Dan Branch serves as a key lieutenant for House Speaker Joe Straus, chairing the House Higher Education Committee. In that role, he has done the bidding of liberal University presidents, helping drive spending higher while doing nothing to curtail the left wing excesses of academia in Texas, supported the House’s bloated budget this session along with raids on the Rainy Day Fund and was hesitant to support broad-based tax relief. Additionally, it didn’t go unnoticed how many times Mr. Branch seemed to issue “statements” in the official House Journal indicating he’d like to be shown voting differently than he originally cast.
Harvey Hilderbran has served in the Texas House for over two decades, rising to the powerful position of Chairman of the House Committee on Ways and Means. The Ways and Means committee handles tax cuts and increases, along with issues like appraisal reform. This session Hilderbran was commissioned by Governor Perry with coming up with $1.8 billion in tax cuts. Not only did Hilderbran fall well short of that goal, but he engineered a package of cuts that exclusively benefited special interests with the power to lobby for industry-specific carve-outs. Hilderban’s package was, thankfully, altered greatly in the Senate and replaced with across-the-board exemptions.

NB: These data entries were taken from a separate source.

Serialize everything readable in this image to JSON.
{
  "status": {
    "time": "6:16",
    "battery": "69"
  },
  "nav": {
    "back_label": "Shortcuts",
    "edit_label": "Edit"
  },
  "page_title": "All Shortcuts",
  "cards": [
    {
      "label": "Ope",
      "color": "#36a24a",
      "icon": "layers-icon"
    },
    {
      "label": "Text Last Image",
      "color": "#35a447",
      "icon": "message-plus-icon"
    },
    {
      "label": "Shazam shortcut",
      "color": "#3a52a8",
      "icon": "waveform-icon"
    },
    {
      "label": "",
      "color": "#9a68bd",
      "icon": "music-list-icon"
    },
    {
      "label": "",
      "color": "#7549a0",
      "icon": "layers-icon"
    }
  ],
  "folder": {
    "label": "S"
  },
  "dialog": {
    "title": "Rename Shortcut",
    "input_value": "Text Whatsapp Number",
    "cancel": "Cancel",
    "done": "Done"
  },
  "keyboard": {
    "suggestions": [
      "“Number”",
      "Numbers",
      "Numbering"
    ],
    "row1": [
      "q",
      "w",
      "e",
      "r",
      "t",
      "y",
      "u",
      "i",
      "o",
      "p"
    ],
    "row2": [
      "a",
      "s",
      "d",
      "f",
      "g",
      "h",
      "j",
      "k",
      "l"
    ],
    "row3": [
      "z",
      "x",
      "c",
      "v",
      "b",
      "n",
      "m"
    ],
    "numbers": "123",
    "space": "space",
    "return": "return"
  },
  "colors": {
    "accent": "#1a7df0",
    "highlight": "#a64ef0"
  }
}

Tommy Merritt, formally known as the “Prince of Pork”, was a long-time State Representative from Longview before being defeated by taxpayer champion David Simpson in 2010. Once again defeated by Simpson in a rematch in 2012, Merritt is now supposedly eyeing a run for Agriculture Commissioner. It is hard to see how he can be qualified for the position. A used car salesman, Merritt was one of the most liberal Republicans in the Texas House when he served and was dearly missed by the most senior Democrat after his defeat. He frequently earned scores lower than some Democrats on the scorecards prepared by watchdog organizations and came to be known as “a caucus of one” for his inability to work with other Republicans.